September 18, 2023

Dementia and Alzheimer’s Disease: Communication Do’s and Don’ts

Family & Caregiver, Memory & Brain Health, Senior Health & Wellness

When a loved one is diagnosed with dementia or Alzheimer’s disease, it impacts the entire family. Dementia sufferers lose the ability to be self-sufficient, affecting many people in the process. Along with the nearly 7 million people living with Alzheimer’s or dementia, millions more provide the emotionally, financially, and physically stressful job of being a caregiver. Learning to understand dementia can be difficult for anyone to tackle. 

As the disease progresses your loved one will have trouble communicating like they used to. The middle stages of dementia, which last the longest, are typically where communication breakdowns begin to occur. There are a number of tried and true methods that support and foster communication and clarity between you and your loved one. For more in-depth information on recognizing the beginning stages of dementia or Alzheimer’s, please read our previous dementia post.

Communication Do’s and Don’ts

Confusion and uncertainty are major hurdles that become a part of everyday life with dementia. People sometimes feel stuck in their head and unable to clearly process their feelings or needs. Knowing how to navigate a potential communication breakdown is a valuable asset. Learning to recognize and work through moments of uncertainty or confusion will empower both you and your loved one. Here are some helpful tips we have learned along the way!

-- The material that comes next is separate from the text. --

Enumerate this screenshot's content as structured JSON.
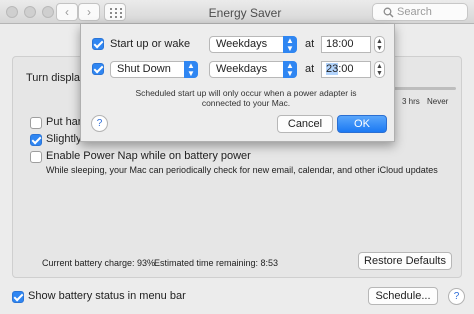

    • Extend empathy and compassion- try to put yourself in their shoes to understand  their needs
    • Give compliments       
    • Ask their opinion
    • Evaluate triggers- when a person feels overwhelmed it could be due to triggers: over stimulation, time of day and a distracting or overactive environment can contribute to feelings of overwhelm
    • Use Life Story facts to retell or weave into conversation- tell the person things about themselves they may have forgotten
    • Use their preferred name when retelling stories


    • Don’t extend blame- this might be confusing to the person and could lead to negativity or feelings of hopelessness
    • Don’t argue or correct- give gentle clues if something is wrong, but help them stay on track- argument and blame can make them feel defensive and shut down
    • Don’t directly address repetition- if the person is repeating themselves a lot, ask politely but approach with humor and lightheartedness
    • Avoid judgment
    • Don’t ask too many questions- this can be frustrating or confusing, use your best judgment to determine when questions are becoming overwhelming
    • Don’t explain too much or start too early- remember they may have trouble remembering for long periods of time- only give what information is needed at the time

Don’t Wait to Ask for Help – Utilize Local Services 

Even the most well resourced family will reach a point where additional support is required. Knowing when to seek help is important for maintaining a positive, supportive living environment. From a care perspective, waiting too long to transition can have both physical and mental risks. Care facilities and trained staff can alleviate some of the most challenging symptoms by giving the person living with dementia access to specialized therapeutic environments and care.

Era Living communities utilize Memory Care services to support resident’s with dementia and Alzheimer’s. Offered in a secure, home-like environment, Memory Care provides an enriching and safe environment for your loved one to continue living their life. Contact an Era Living representative to learn more.